• PROBLEM TO WORK ON
Below is a set of records. Repeat them verbatim without the pictures.

EXERCISE MATERIAL section start

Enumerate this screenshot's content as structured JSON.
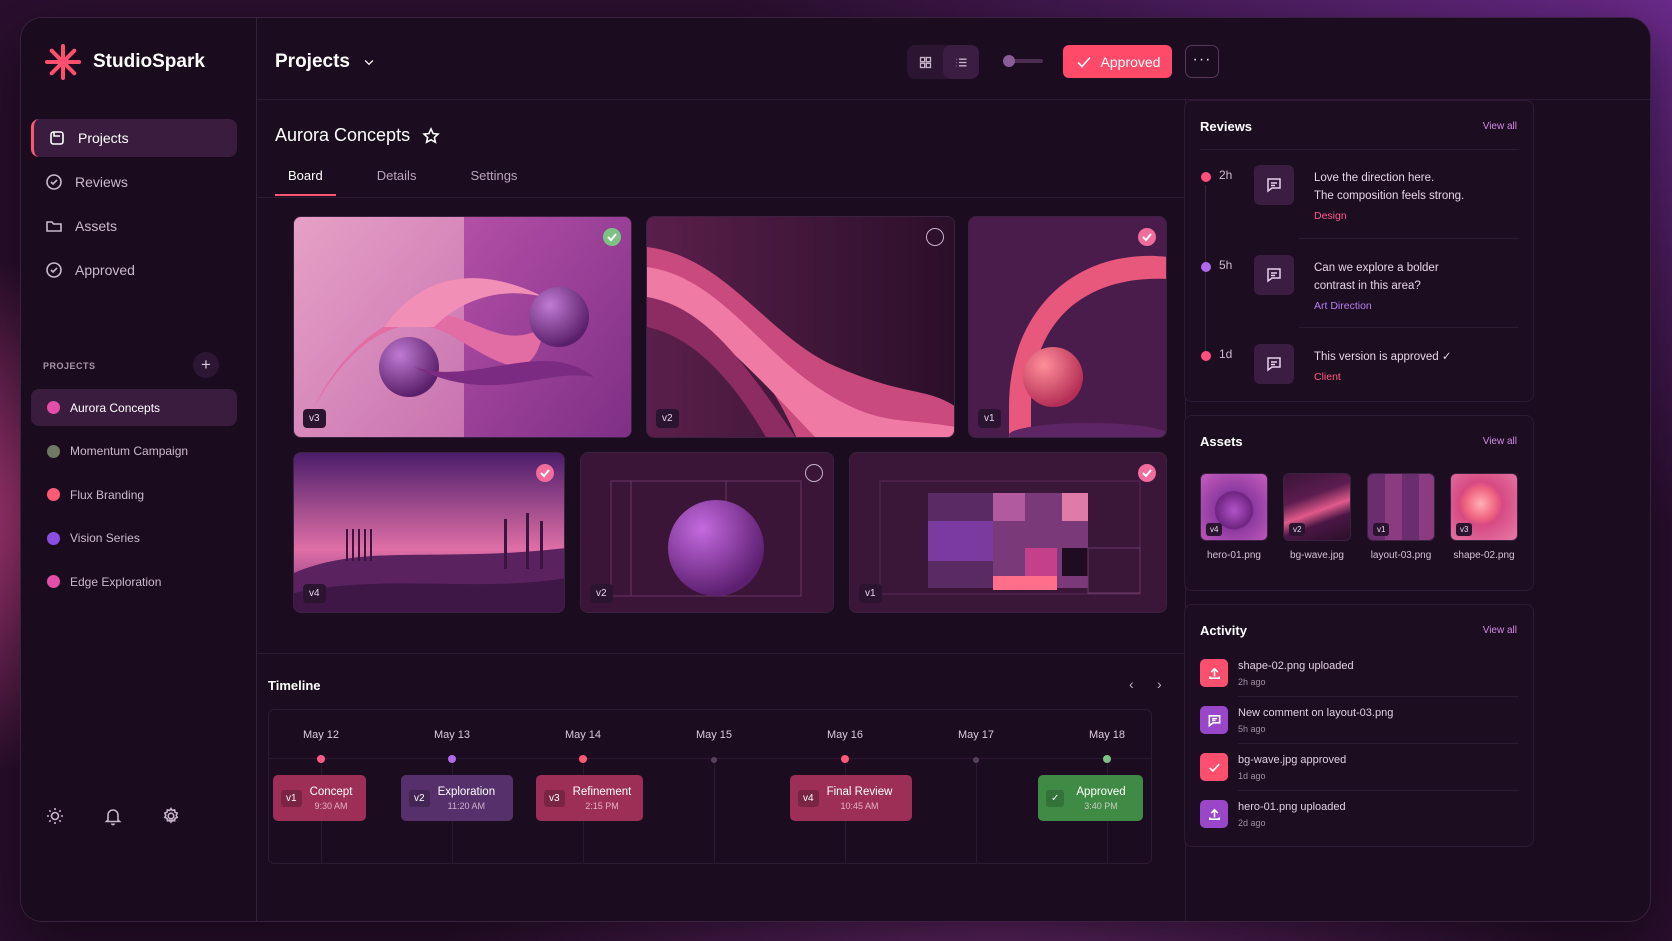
{
  "app": {
    "name": "StudioSpark"
  },
  "nav": [
    {
      "label": "Projects",
      "icon": "folder-icon"
    },
    {
      "label": "Reviews",
      "icon": "check-circle-icon"
    },
    {
      "label": "Assets",
      "icon": "folder-icon"
    },
    {
      "label": "Approved",
      "icon": "check-circle-icon"
    }
  ],
  "projects_section": {
    "label": "PROJECTS",
    "add": "+"
  },
  "projects": [
    {
      "label": "Aurora Concepts",
      "color": "#e24ea8"
    },
    {
      "label": "Momentum Campaign",
      "color": "#6f7a62"
    },
    {
      "label": "Flux Branding",
      "color": "#ff5a73"
    },
    {
      "label": "Vision Series",
      "color": "#8a4ee6"
    },
    {
      "label": "Edge Exploration",
      "color": "#e24ea8"
    }
  ],
  "header": {
    "title": "Projects",
    "approved_label": "Approved",
    "more_label": "···"
  },
  "project": {
    "title": "Aurora Concepts",
    "tabs": [
      "Board",
      "Details",
      "Settings"
    ]
  },
  "board": [
    {
      "version": "v3",
      "status": "approved"
    },
    {
      "version": "v2",
      "status": "pending"
    },
    {
      "version": "v1",
      "status": "approved"
    },
    {
      "version": "v4",
      "status": "approved"
    },
    {
      "version": "v2",
      "status": "pending"
    },
    {
      "version": "v1",
      "status": "approved"
    }
  ],
  "timeline": {
    "title": "Timeline",
    "dates": [
      "May 12",
      "May 13",
      "May 14",
      "May 15",
      "May 16",
      "May 17",
      "May 18"
    ],
    "events": [
      {
        "version": "v1",
        "title": "Concept",
        "time": "9:30 AM",
        "color": "#9d2f57"
      },
      {
        "version": "v2",
        "title": "Exploration",
        "time": "11:20 AM",
        "color": "#55306b"
      },
      {
        "version": "v3",
        "title": "Refinement",
        "time": "2:15 PM",
        "color": "#9d2f57"
      },
      {
        "version": "v4",
        "title": "Final Review",
        "time": "10:45 AM",
        "color": "#9d2f57"
      },
      {
        "version": "",
        "title": "Approved",
        "time": "3:40 PM",
        "color": "#3f8b45"
      }
    ]
  },
  "reviews": {
    "title": "Reviews",
    "view_all": "View all",
    "items": [
      {
        "time": "2h",
        "text1": "Love the direction here.",
        "text2": "The composition feels strong.",
        "tag": "Design",
        "dot": "#ff4f7a",
        "tag_color": "#ff5a8a"
      },
      {
        "time": "5h",
        "text1": "Can we explore a bolder",
        "text2": "contrast in this area?",
        "tag": "Art Direction",
        "dot": "#b069ea",
        "tag_color": "#b77ef0"
      },
      {
        "time": "1d",
        "text1": "This version is approved ✓",
        "text2": "",
        "tag": "Client",
        "dot": "#ff4f7a",
        "tag_color": "#ff5a7a"
      }
    ]
  },
  "assets": {
    "title": "Assets",
    "view_all": "View all",
    "items": [
      {
        "name": "hero-01.png",
        "version": "v4"
      },
      {
        "name": "bg-wave.jpg",
        "version": "v2"
      },
      {
        "name": "layout-03.png",
        "version": "v1"
      },
      {
        "name": "shape-02.png",
        "version": "v3"
      }
    ]
  },
  "activity": {
    "title": "Activity",
    "view_all": "View all",
    "items": [
      {
        "text": "shape-02.png uploaded",
        "time": "2h ago",
        "icon": "upload-icon",
        "color": "#ff4f6e"
      },
      {
        "text": "New comment on layout-03.png",
        "time": "5h ago",
        "icon": "comment-icon",
        "color": "#9a46c8"
      },
      {
        "text": "bg-wave.jpg approved",
        "time": "1d ago",
        "icon": "check-icon",
        "color": "#ff4f6e"
      },
      {
        "text": "hero-01.png uploaded",
        "time": "2d ago",
        "icon": "upload-icon",
        "color": "#9a46c8"
      }
    ]
  }
}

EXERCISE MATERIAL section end

• ANSWER
Enumerate this screenshot's content as structured JSON.
{
  "app": {
    "name": "StudioSpark"
  },
  "nav": [
    {
      "label": "Projects",
      "icon": "folder-icon"
    },
    {
      "label": "Reviews",
      "icon": "check-circle-icon"
    },
    {
      "label": "Assets",
      "icon": "folder-icon"
    },
    {
      "label": "Approved",
      "icon": "check-circle-icon"
    }
  ],
  "projects_section": {
    "label": "PROJECTS",
    "add": "+"
  },
  "projects": [
    {
      "label": "Aurora Concepts",
      "color": "#e24ea8"
    },
    {
      "label": "Momentum Campaign",
      "color": "#6f7a62"
    },
    {
      "label": "Flux Branding",
      "color": "#ff5a73"
    },
    {
      "label": "Vision Series",
      "color": "#8a4ee6"
    },
    {
      "label": "Edge Exploration",
      "color": "#e24ea8"
    }
  ],
  "header": {
    "title": "Projects",
    "approved_label": "Approved",
    "more_label": "···"
  },
  "project": {
    "title": "Aurora Concepts",
    "tabs": [
      "Board",
      "Details",
      "Settings"
    ]
  },
  "board": [
    {
      "version": "v3",
      "status": "approved"
    },
    {
      "version": "v2",
      "status": "pending"
    },
    {
      "version": "v1",
      "status": "approved"
    },
    {
      "version": "v4",
      "status": "approved"
    },
    {
      "version": "v2",
      "status": "pending"
    },
    {
      "version": "v1",
      "status": "approved"
    }
  ],
  "timeline": {
    "title": "Timeline",
    "dates": [
      "May 12",
      "May 13",
      "May 14",
      "May 15",
      "May 16",
      "May 17",
      "May 18"
    ],
    "events": [
      {
        "version": "v1",
        "title": "Concept",
        "time": "9:30 AM",
        "color": "#9d2f57"
      },
      {
        "version": "v2",
        "title": "Exploration",
        "time": "11:20 AM",
        "color": "#55306b"
      },
      {
        "version": "v3",
        "title": "Refinement",
        "time": "2:15 PM",
        "color": "#9d2f57"
      },
      {
        "version": "v4",
        "title": "Final Review",
        "time": "10:45 AM",
        "color": "#9d2f57"
      },
      {
        "version": "",
        "title": "Approved",
        "time": "3:40 PM",
        "color": "#3f8b45"
      }
    ]
  },
  "reviews": {
    "title": "Reviews",
    "view_all": "View all",
    "items": [
      {
        "time": "2h",
        "text1": "Love the direction here.",
        "text2": "The composition feels strong.",
        "tag": "Design",
        "dot": "#ff4f7a",
        "tag_color": "#ff5a8a"
      },
      {
        "time": "5h",
        "text1": "Can we explore a bolder",
        "text2": "contrast in this area?",
        "tag": "Art Direction",
        "dot": "#b069ea",
        "tag_color": "#b77ef0"
      },
      {
        "time": "1d",
        "text1": "This version is approved ✓",
        "text2": "",
        "tag": "Client",
        "dot": "#ff4f7a",
        "tag_color": "#ff5a7a"
      }
    ]
  },
  "assets": {
    "title": "Assets",
    "view_all": "View all",
    "items": [
      {
        "name": "hero-01.png",
        "version": "v4"
      },
      {
        "name": "bg-wave.jpg",
        "version": "v2"
      },
      {
        "name": "layout-03.png",
        "version": "v1"
      },
      {
        "name": "shape-02.png",
        "version": "v3"
      }
    ]
  },
  "activity": {
    "title": "Activity",
    "view_all": "View all",
    "items": [
      {
        "text": "shape-02.png uploaded",
        "time": "2h ago",
        "icon": "upload-icon",
        "color": "#ff4f6e"
      },
      {
        "text": "New comment on layout-03.png",
        "time": "5h ago",
        "icon": "comment-icon",
        "color": "#9a46c8"
      },
      {
        "text": "bg-wave.jpg approved",
        "time": "1d ago",
        "icon": "check-icon",
        "color": "#ff4f6e"
      },
      {
        "text": "hero-01.png uploaded",
        "time": "2d ago",
        "icon": "upload-icon",
        "color": "#9a46c8"
      }
    ]
  }
}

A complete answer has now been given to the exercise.